The second of Strauss's eight Tone Poems tells the story of the Spanish lothario Don Juan as seen through the lens of Nikolaus Lenau's 1844 poem which has him searching for the perfect woman. As with all programmatic music, I urge you to research the stories to come to a deeper understanding of the music and therefore a deeper portrayal when you perform and audition.

The lustiness and exuberance of youth is on display in the orchestral fireworks that open this piece. Have fun with the runs, and keep your tongue sharp for some very fast repetitive triplets. Five measures before D is your first exposed part. Pick a high F-sharp fingering you can control, play in tune, and play pp. Your first big solo, in octaves with the horn, comes at the top of the second page, on the A clarinet. In the orchestra, you have to play quite strongly to compete with the other melodies that are added one by one until you are most likely going to be lost in the texture.
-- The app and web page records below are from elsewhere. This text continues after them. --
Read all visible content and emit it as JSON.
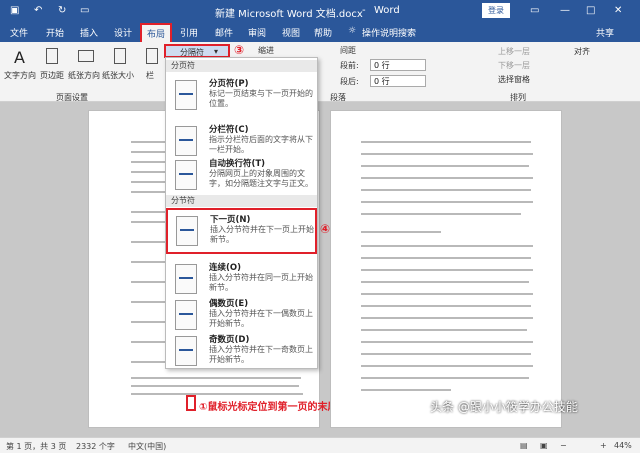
{
  "title": {
    "doc": "新建 Microsoft Word 文档.docx",
    "sep": "-",
    "app": "Word",
    "login": "登录"
  },
  "tabs": [
    "文件",
    "开始",
    "插入",
    "设计",
    "布局",
    "引用",
    "邮件",
    "审阅",
    "视图",
    "帮助"
  ],
  "tell_me": "操作说明搜索",
  "share": "共享",
  "ribbon": {
    "text_dir": "文字方向",
    "margins": "页边距",
    "orientation": "纸张方向",
    "size": "纸张大小",
    "columns": "栏",
    "breaks": "分隔符",
    "breaks_arrow": "▾",
    "indent": "缩进",
    "spacing": "间距",
    "before_label": "段前:",
    "after_label": "段后:",
    "before_val": "0 行",
    "after_val": "0 行",
    "paragraph": "段落",
    "page_setup": "页面设置",
    "bring_forward": "上移一层",
    "send_backward": "下移一层",
    "selection_pane": "选择窗格",
    "align": "对齐",
    "arrange": "排列"
  },
  "menu": {
    "sec1": "分页符",
    "sec2": "分节符",
    "items": [
      {
        "name": "分页符(P)",
        "desc": "标记一页结束与下一页开始的位置。"
      },
      {
        "name": "分栏符(C)",
        "desc": "指示分栏符后面的文字将从下一栏开始。"
      },
      {
        "name": "自动换行符(T)",
        "desc": "分隔网页上的对象周围的文字，如分隔题注文字与正文。"
      },
      {
        "name": "下一页(N)",
        "desc": "插入分节符并在下一页上开始新节。"
      },
      {
        "name": "连续(O)",
        "desc": "插入分节符并在同一页上开始新节。"
      },
      {
        "name": "偶数页(E)",
        "desc": "插入分节符并在下一偶数页上开始新节。"
      },
      {
        "name": "奇数页(D)",
        "desc": "插入分节符并在下一奇数页上开始新节。"
      }
    ]
  },
  "annotations": {
    "a1": "①鼠标光标定位到第一页的末尾",
    "a3": "③",
    "a4": "④"
  },
  "status": {
    "page": "第 1 页，共 3 页",
    "words": "2332 个字",
    "lang": "中文(中国)",
    "zoom": "44%"
  },
  "watermark": "头条 @跟小小筱学办公技能"
}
In an audition, you can play a real p, but do a large cresc. over the course of the solo to show you know what's happening in the rest of the orchestra at that time.

The really big solo comes 16 measures after M. The oboe has a beautiful solo at M, and conductors usually indulge the music and go quite slow here. The harmony is more beautiful than you will get later, but listen to the oboe well so that you can phrase somewhat in imitation of them, particularly in whether you play the grace-notes on the beat or before. It is more common to have them on the beat, but if you're auditioning for an orchestra and know for sure which way they like it, then you can play it that way. Be flexible enough to be able to change it if asked. Conductors generally like to move the clarinet solo faster than the oboe. The harmony is more unusual here too, with more dissonant notes and appoggiaturas, and crescendos to their resolution. Enter softly and play dolce. You can be more expressive after the first phrase, when you enter on the G-sharp. Now you are playing counter-melody amongst a bunch of woodwind lines, but still the most important thing. Make a very expressive octave leap to the high E, with a subito piu piano on it and a cresc. after you reach it, getting softer as you fall down the C-sharp and A. At the molto esp. be suddenly more expressive and a step stronger. The second falling chromatic line, 11 before N, is often done as an echo, and the line starting at 9 before N continues the dim. Breathe before the C-sharp. It's usually suddenly faster there. After hitting the B half-note, you are now accompanimental, so play soft and without much expression, continuing to get softer, slower, and fading out at N.